Lincoln Chafee comes from a long line of Rhode Island governors, three in the previous four generations, all of them Republicans. Now the former Republican senator and mayor of Warwick is running for governor himself.
As an independent.
No independent has been elected to lead a state for more than a decade, since pro wrestler-turned-politician Jesse "The Body" Ventura became governor of Minnesota in 1999.
But this year there are three credible independent contenders for governor — a record.
If the "Tea Party" movement represents an uprising against the political status quo by the right, the independent campaigns and plausible prospects for gubernatorial candidates in Rhode Island, Massachusetts and Maine reflect a rebellion from the middle.
There are more signs of centrists stirring as national politics remain sharply polarized, a factor some candidates cite for leaving or being pushed from their old allegiances. Florida Gov. Charlie Crist, who became an independent candidate for the Senate when the GOP seemed certain to nominate Tea Party favorite Marco Rubio, now leads the three-way field. In California last month, voters approved a constitutional amendment to make primaries open and non-partisan, a measure intended to boost moderate contenders.

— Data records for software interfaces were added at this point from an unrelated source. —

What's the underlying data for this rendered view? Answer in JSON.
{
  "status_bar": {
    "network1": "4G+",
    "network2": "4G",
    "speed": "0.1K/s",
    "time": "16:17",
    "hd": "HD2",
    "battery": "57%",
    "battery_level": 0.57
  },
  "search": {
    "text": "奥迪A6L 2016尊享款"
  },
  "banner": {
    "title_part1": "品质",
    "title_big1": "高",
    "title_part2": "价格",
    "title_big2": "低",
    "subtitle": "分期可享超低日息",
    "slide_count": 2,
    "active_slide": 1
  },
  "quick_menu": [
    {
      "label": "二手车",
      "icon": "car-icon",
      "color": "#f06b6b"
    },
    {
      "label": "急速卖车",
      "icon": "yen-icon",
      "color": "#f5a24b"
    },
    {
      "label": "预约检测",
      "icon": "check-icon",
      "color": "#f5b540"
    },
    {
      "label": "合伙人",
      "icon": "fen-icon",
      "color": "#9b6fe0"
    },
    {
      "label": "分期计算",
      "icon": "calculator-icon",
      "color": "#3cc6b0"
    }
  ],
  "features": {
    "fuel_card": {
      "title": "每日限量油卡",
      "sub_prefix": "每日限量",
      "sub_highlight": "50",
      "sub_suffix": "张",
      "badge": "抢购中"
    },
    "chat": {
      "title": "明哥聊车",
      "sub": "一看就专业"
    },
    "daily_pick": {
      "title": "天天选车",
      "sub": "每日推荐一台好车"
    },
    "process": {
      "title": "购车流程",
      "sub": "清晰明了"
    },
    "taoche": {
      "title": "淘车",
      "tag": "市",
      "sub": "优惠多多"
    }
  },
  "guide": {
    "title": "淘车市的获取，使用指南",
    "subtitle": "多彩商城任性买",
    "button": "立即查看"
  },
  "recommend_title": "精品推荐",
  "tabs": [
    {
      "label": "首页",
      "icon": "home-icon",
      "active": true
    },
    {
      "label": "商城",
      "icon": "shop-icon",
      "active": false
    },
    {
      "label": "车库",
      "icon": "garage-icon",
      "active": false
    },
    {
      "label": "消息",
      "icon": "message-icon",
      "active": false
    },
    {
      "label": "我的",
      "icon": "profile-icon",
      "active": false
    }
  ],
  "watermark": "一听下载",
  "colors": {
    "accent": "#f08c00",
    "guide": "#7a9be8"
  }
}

"One of the things we're seeing this year is a voter revolt against the extremes in both parties and a desire to find candidates who can be elected from the middle and who can govern from the middle," said Eliot Cutler, a former Carter administration official who is running as an independent for governor of Maine.
Gubernatorial candidates Cutler, Chafee and Tim Cahill of Massachusetts promise straight talk and tough love in a year when both parties are viewed unfavorably by most Americans. Sixty percent of those surveyed in the latest USA TODAY/Gallup Poll say they are very or somewhat likely to vote for an independent candidate this fall, signaling at the least an openness to the idea.
"These are bad economic conditions and an extreme public disenchantment with the major parties," said Darrell West, director of governance studies at the Brookings Institution and a former political science professor at Brown, in Providence. "That creates an opportunity for independent candidates."
"I think what voters want to hear is an honest recipe for recovery and some optimism," said Chafee, who left the GOP after losing a bruising battle for re-election to the Senate in 2006.
He might be testing voters' appetite for honesty: In his announcement speech, he suggested addressing the state's daunting budget gap by levying a 1 percent sales tax on food, clothing, over-the-counter drugs and other items now exempt from the state's 7 percent sales tax. In a six-way debate on WPRI-TV in June — among two Democratic candidates, two Republicans and two independents — Chafee's tax proposal was the first question raised by moderator Tim White and the prime target of attack.
"He wants to raise taxes and I want to cut spending," Democrat Frank Caprio, the state treasurer and Chafee's leading competitor, said after the debate when asked about his strategy. "That's the difference between us."